Derek Roy stood before his stall in the Sabres’ dressing room long after the game ended Sunday afternoon and talked about better days earlier in his career. He could go back to the earliest days of his career and find coaches who pointed toward him as a common denominator for success.
“I was a go-to guy in Kitchener when we won the Memorial Cup my last year,” Roy said. “I played in the world juniors. It was a great year. I played in Rochester and was the go-to guy right away. It was fun. … When we lost Danny [Briere] and [Chris] Drury, I had a good season. I just tried getting better and better.”
SUNRISE, Fla. – To sell or not to sell? That is the question for the Ducks.
A setback to New Jersey in a shootout Friday night left them in 13th place in the Western Conference with five teams still to climb past in their longshot pursuit of a playoff berth with just 24 games to go.
But these Ducks have the postseason in their sights as a 14-2-4 run has gotten them to seven points back of eighth place after being 20 points when this all started Jan. 6 against the New York Islanders.
Luke Schenn admits he didn’t see it coming.
“I was pretty surprised,” the young defenceman admitted when asked on Friday for his reaction at being made a healthy scratch in the Maple Leafs 4-3 overtime victory over the Edmonton Oilers earlier this week. “I had friends there. I had family there.”
Judging by the look on Schenn’s face as he was explaining his feelings to reporters on Friday, there were some other words that come to mind. Gutted. Frustrated. Confused.
The agent for Tampa Bay Lightning defenseman Pavel Kubina said his client as soon as Saturday could provide a list of teams to which he would accept a trade. Lightning GM Steve Yzerman requested the list from Kubina on Thursday. Kubina, who has a limited no-trade clause, has seven days to comply or Tampa Bay can trade him anywhere.
If there’s interest in Nikolai Khabibulin, there is absolutely no reason not to move him. No reason at all.
For starters, Khabibulin’s value in the grand rebuilding scheme is all but nonexistent. He’s 39 years old. He is not the answer long-term. Even if he weren’t old, he’s been either hurt or lousy for his entire Oilers’ tenure, outside of nine games. The injuries, mixed with stretches of incompetence, have been a big factor in the Oilers’ finish the last few seasons.

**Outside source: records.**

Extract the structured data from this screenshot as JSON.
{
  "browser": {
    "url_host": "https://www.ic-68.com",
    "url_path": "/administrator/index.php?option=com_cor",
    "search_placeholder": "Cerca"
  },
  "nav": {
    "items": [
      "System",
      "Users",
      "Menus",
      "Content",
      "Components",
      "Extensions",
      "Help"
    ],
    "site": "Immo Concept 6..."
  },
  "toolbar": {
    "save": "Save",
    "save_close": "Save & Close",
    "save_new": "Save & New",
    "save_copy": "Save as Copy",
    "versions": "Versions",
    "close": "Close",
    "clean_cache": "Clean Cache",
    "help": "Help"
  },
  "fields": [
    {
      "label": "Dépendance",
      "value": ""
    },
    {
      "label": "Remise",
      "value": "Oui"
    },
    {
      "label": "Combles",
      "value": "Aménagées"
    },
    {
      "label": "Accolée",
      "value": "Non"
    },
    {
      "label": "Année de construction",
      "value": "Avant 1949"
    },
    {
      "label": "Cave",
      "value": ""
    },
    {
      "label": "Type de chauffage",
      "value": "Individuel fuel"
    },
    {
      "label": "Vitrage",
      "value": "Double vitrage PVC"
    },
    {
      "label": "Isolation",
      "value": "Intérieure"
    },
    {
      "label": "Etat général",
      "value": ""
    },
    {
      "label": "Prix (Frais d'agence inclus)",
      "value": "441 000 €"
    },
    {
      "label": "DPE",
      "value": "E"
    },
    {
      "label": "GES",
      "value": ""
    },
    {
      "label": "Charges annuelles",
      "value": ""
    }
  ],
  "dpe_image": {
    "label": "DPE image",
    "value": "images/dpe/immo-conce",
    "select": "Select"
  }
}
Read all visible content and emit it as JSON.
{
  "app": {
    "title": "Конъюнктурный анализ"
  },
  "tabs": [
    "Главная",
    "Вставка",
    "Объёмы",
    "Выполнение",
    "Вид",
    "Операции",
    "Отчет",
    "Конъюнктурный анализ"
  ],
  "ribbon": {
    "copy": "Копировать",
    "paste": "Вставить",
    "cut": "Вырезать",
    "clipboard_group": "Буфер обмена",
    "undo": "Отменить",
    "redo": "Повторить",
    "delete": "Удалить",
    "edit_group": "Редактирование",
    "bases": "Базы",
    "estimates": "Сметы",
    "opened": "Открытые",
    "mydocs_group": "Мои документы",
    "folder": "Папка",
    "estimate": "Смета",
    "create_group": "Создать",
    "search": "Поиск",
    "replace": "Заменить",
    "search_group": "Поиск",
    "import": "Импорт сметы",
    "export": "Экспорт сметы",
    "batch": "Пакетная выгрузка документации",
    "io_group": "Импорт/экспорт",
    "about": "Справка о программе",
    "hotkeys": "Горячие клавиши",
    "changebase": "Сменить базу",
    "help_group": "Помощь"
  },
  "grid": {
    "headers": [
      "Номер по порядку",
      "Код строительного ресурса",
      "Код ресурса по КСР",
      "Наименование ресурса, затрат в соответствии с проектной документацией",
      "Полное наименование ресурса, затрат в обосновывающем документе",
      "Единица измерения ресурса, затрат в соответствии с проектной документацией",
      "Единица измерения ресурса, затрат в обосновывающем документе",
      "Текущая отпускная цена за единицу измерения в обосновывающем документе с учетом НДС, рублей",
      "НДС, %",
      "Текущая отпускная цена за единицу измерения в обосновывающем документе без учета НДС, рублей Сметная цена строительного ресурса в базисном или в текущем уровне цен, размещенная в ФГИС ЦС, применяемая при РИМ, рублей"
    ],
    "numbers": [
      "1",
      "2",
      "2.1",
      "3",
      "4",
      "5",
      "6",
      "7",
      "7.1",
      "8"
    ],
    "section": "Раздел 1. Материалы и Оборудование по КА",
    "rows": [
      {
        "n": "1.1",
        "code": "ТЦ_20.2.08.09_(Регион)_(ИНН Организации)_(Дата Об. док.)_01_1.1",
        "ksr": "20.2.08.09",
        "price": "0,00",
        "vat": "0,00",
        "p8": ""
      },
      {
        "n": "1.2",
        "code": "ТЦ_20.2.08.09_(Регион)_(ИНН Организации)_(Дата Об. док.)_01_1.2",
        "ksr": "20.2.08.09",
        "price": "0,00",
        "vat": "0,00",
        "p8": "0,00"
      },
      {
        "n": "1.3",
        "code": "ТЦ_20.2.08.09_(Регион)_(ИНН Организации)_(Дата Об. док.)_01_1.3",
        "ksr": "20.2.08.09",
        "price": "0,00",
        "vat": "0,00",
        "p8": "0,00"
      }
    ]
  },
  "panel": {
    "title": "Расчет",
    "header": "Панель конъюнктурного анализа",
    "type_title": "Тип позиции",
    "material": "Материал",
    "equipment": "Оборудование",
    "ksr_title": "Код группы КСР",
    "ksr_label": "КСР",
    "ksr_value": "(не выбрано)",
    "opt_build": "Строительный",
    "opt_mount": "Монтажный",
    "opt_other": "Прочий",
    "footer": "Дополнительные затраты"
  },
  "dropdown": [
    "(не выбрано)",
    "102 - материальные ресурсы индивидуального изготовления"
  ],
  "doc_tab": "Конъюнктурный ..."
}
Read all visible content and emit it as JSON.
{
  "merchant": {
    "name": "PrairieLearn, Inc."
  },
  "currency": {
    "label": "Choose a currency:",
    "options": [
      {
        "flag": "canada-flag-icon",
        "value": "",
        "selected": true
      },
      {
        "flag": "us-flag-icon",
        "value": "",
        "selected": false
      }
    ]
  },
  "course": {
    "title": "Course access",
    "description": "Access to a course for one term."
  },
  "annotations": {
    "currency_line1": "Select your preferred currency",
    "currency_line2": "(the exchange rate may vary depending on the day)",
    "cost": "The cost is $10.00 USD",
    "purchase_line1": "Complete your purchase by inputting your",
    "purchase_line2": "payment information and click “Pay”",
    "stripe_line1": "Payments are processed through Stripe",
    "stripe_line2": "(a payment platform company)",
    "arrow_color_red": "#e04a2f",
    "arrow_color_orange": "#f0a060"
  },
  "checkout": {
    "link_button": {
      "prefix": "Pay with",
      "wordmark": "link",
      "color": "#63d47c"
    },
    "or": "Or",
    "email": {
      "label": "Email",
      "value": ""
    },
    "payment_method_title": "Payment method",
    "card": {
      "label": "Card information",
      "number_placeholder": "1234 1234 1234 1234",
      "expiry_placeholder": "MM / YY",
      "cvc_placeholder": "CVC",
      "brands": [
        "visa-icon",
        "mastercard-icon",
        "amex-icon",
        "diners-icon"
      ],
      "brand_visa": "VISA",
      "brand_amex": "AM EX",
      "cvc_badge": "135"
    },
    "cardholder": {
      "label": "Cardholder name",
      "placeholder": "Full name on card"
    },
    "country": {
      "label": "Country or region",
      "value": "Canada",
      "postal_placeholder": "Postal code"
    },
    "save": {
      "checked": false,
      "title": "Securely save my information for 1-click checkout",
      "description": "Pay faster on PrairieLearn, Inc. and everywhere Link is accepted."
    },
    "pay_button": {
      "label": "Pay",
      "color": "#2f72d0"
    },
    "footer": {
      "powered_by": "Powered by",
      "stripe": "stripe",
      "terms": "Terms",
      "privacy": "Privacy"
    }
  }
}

For those unable to see Insider Trading. Offer for Grabovski is for a 2nd rnd pick and prospect. Could get more. Still hope to re-sign him.